But as the week came to a close, it wasn’t the 2006 Sassicaia auction lot or the historic 1982 that stuck with me; it was the Sassicaia and Soldera media sleepers of 2002 that were placed on the table beside the 1982 and 1990 vintage gems a few nights back. Piero claims that the wines of this vintage were “a victim of the bastardization by the media,” and to miss these wines because the critics dismissed the 2002 vintage as a whole would be a serious injustice. In fact, the 2002 Sassicaia in many ways is more representative of the house style that defines Tenuta San Guido, as opposed to the rich and concentrated version Mother Nature provided the media obsessed in 1985. Sassicaia 2002 provides finesse and accessibility. I have to ask, why crack into the age-ability of 1999, 2001, 2004, or 2005, when 2002 is this good now?
No reason, really. It’s a Sassicaia celebration.
Adventures in food and words

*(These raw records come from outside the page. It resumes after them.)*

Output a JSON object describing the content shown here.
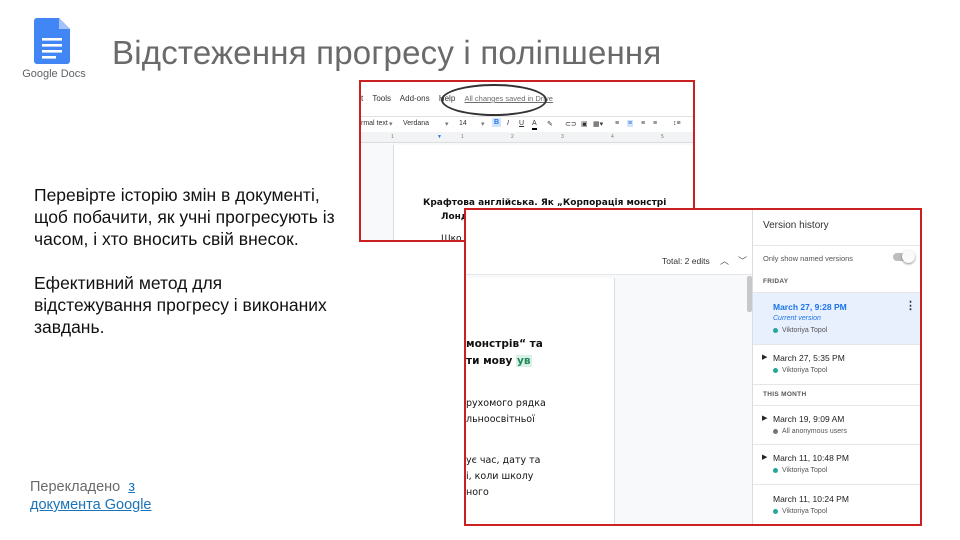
{
  "logo": {
    "caption": "Google Docs",
    "icon": "google-docs-icon",
    "color": "#4285f4"
  },
  "title": "Відстеження прогресу і поліпшення",
  "body": {
    "paragraph1": "Перевірте історію змін в документі, щоб побачити, як учні прогресують із часом, і хто вносить свій внесок.",
    "paragraph2": "Ефективний метод для відстежування прогресу і виконаних завдань."
  },
  "footer": {
    "prefix": "Перекладено",
    "link_part1": "з",
    "link_part2": "документа Google"
  },
  "screenshot1": {
    "menu": [
      "t",
      "Tools",
      "Add-ons",
      "Help"
    ],
    "saved_status": "All changes saved in Drive",
    "toolbar": {
      "style": "rmal text",
      "font": "Verdana",
      "size": "14",
      "bold": "B",
      "italic": "I",
      "underline": "U",
      "text_color": "A"
    },
    "ruler_marks": [
      "1",
      "1",
      "2",
      "3",
      "4",
      "5"
    ],
    "doc_lines": [
      "Крафтова англійська. Як „Корпорація монстрі",
      "Лонд",
      "Шко"
    ]
  },
  "screenshot2": {
    "total_edits": "Total: 2 edits",
    "doc_lines": [
      {
        "text": "монстрів“ та",
        "bold": true
      },
      {
        "text": "ти мову ",
        "bold": true,
        "highlight": "ув"
      },
      {
        "text": "рухомого рядка",
        "bold": false
      },
      {
        "text": "льноосвітньої",
        "bold": false
      },
      {
        "text": "ує час, дату та",
        "bold": false
      },
      {
        "text": "і, коли школу",
        "bold": false
      },
      {
        "text": "ного",
        "bold": false
      }
    ],
    "version_history": {
      "title": "Version history",
      "only_named": "Only show named versions",
      "groups": [
        {
          "label": "FRIDAY",
          "items": [
            {
              "date": "March 27, 9:28 PM",
              "current": "Current version",
              "user": "Viktoriya Topol",
              "dot_color": "#26a69a",
              "active": true,
              "expandable": false
            },
            {
              "date": "March 27, 5:35 PM",
              "user": "Viktoriya Topol",
              "dot_color": "#26a69a",
              "active": false,
              "expandable": true
            }
          ]
        },
        {
          "label": "THIS MONTH",
          "items": [
            {
              "date": "March 19, 9:09 AM",
              "user": "All anonymous users",
              "dot_color": "#757575",
              "active": false,
              "expandable": true
            },
            {
              "date": "March 11, 10:48 PM",
              "user": "Viktoriya Topol",
              "dot_color": "#26a69a",
              "active": false,
              "expandable": true
            },
            {
              "date": "March 11, 10:24 PM",
              "user": "Viktoriya Topol",
              "dot_color": "#26a69a",
              "active": false,
              "expandable": false
            }
          ]
        }
      ]
    }
  },
  "colors": {
    "frame": "#cc1f1f",
    "title": "#6a6a6a",
    "link": "#1a73b8",
    "active_version": "#1a73e8"
  }
}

I have always loved to cook. As soon as I was tall enough to reach the stove, I would prepare French toast and fried eggs for my siblings every Saturday morning. I’m sure that the first few attempts produced eggs that were too runny and French toast that was too dry, but I got the hang of it with practice. I am more adventurous in the kitchen now. Having overcooked plenty of roast chickens and served many under-seasoned dishes, I take great pleasure in attempting new culinary creations, and I avoid using of recipes as often as possible. I feel comfortable pairing components and conceptualizing dishes with flavors that marry as naturally as salt and pepper, but in execution lies the need to practice and learn by trial and error. At the end of the day, I take pride in everything I make.
This past weekend I made a visit to the Greenmarket and Whole Foods for gastronomic inspiration. I embraced fall and undertook the preparation of a mustard and brown sugar glazed pork loin roasted with Braeburn apples and onions, to be served with mashed potatoes. Although the pork could have been pulled from the oven a little earlier and lacking a vegetable peeler I had to roast the potatoes rather than mash them, the meal tasted like fall to me, and I was able to hone my meat roasting skills in hope of future successes. As I sat to write my first blog post, I thought for a while without experiencing anything resembling an epiphany. After beginning a number of rants and odes, I finally realized writing (a passion of mine) is much like cooking to me—the first go is always simply that—a jumping off point, an opportunity to learn, requiring confidence and risk and always a time to hope for the best.
Here’s to runny eggs and potatoes with skins and the occasional sweet taste of success!« go back — keep looking »